> Work order: Reprint the whole of the data exactly.

Task inputs START

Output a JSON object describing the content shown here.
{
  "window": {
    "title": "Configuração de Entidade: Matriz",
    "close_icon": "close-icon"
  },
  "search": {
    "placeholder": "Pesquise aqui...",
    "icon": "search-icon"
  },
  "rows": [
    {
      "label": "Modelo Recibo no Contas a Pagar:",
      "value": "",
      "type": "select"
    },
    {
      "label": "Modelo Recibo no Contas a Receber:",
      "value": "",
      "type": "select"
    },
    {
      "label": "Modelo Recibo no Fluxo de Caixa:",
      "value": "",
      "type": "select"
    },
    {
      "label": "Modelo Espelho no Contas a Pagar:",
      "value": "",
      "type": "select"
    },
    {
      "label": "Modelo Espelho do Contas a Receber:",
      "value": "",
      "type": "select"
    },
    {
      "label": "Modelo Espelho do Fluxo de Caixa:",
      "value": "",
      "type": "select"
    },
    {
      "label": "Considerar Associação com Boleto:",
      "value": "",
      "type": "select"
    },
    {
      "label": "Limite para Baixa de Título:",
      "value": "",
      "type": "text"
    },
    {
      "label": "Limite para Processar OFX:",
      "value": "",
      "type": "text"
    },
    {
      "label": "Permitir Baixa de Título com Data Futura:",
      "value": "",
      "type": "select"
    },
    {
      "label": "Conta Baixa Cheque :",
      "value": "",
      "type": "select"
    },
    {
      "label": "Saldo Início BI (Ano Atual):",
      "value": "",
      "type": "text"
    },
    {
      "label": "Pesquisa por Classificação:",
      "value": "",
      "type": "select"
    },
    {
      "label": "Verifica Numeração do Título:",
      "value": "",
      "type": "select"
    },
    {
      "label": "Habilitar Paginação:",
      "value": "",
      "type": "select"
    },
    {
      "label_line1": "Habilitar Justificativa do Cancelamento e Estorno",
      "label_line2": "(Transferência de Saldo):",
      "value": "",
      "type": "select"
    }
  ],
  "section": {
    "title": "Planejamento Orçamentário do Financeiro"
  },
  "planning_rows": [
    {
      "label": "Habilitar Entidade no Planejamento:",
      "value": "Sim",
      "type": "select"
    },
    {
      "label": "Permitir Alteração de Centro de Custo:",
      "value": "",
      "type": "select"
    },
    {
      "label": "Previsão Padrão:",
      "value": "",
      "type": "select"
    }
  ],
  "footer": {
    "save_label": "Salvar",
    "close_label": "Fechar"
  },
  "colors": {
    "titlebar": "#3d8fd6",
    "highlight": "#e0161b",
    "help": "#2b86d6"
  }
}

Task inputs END

> Written solution:
Output a JSON object describing the content shown here.
{
  "window": {
    "title": "Configuração de Entidade: Matriz",
    "close_icon": "close-icon"
  },
  "search": {
    "placeholder": "Pesquise aqui...",
    "icon": "search-icon"
  },
  "rows": [
    {
      "label": "Modelo Recibo no Contas a Pagar:",
      "value": "",
      "type": "select"
    },
    {
      "label": "Modelo Recibo no Contas a Receber:",
      "value": "",
      "type": "select"
    },
    {
      "label": "Modelo Recibo no Fluxo de Caixa:",
      "value": "",
      "type": "select"
    },
    {
      "label": "Modelo Espelho no Contas a Pagar:",
      "value": "",
      "type": "select"
    },
    {
      "label": "Modelo Espelho do Contas a Receber:",
      "value": "",
      "type": "select"
    },
    {
      "label": "Modelo Espelho do Fluxo de Caixa:",
      "value": "",
      "type": "select"
    },
    {
      "label": "Considerar Associação com Boleto:",
      "value": "",
      "type": "select"
    },
    {
      "label": "Limite para Baixa de Título:",
      "value": "",
      "type": "text"
    },
    {
      "label": "Limite para Processar OFX:",
      "value": "",
      "type": "text"
    },
    {
      "label": "Permitir Baixa de Título com Data Futura:",
      "value": "",
      "type": "select"
    },
    {
      "label": "Conta Baixa Cheque :",
      "value": "",
      "type": "select"
    },
    {
      "label": "Saldo Início BI (Ano Atual):",
      "value": "",
      "type": "text"
    },
    {
      "label": "Pesquisa por Classificação:",
      "value": "",
      "type": "select"
    },
    {
      "label": "Verifica Numeração do Título:",
      "value": "",
      "type": "select"
    },
    {
      "label": "Habilitar Paginação:",
      "value": "",
      "type": "select"
    },
    {
      "label_line1": "Habilitar Justificativa do Cancelamento e Estorno",
      "label_line2": "(Transferência de Saldo):",
      "value": "",
      "type": "select"
    }
  ],
  "section": {
    "title": "Planejamento Orçamentário do Financeiro"
  },
  "planning_rows": [
    {
      "label": "Habilitar Entidade no Planejamento:",
      "value": "Sim",
      "type": "select"
    },
    {
      "label": "Permitir Alteração de Centro de Custo:",
      "value": "",
      "type": "select"
    },
    {
      "label": "Previsão Padrão:",
      "value": "",
      "type": "select"
    }
  ],
  "footer": {
    "save_label": "Salvar",
    "close_label": "Fechar"
  },
  "colors": {
    "titlebar": "#3d8fd6",
    "highlight": "#e0161b",
    "help": "#2b86d6"
  }
}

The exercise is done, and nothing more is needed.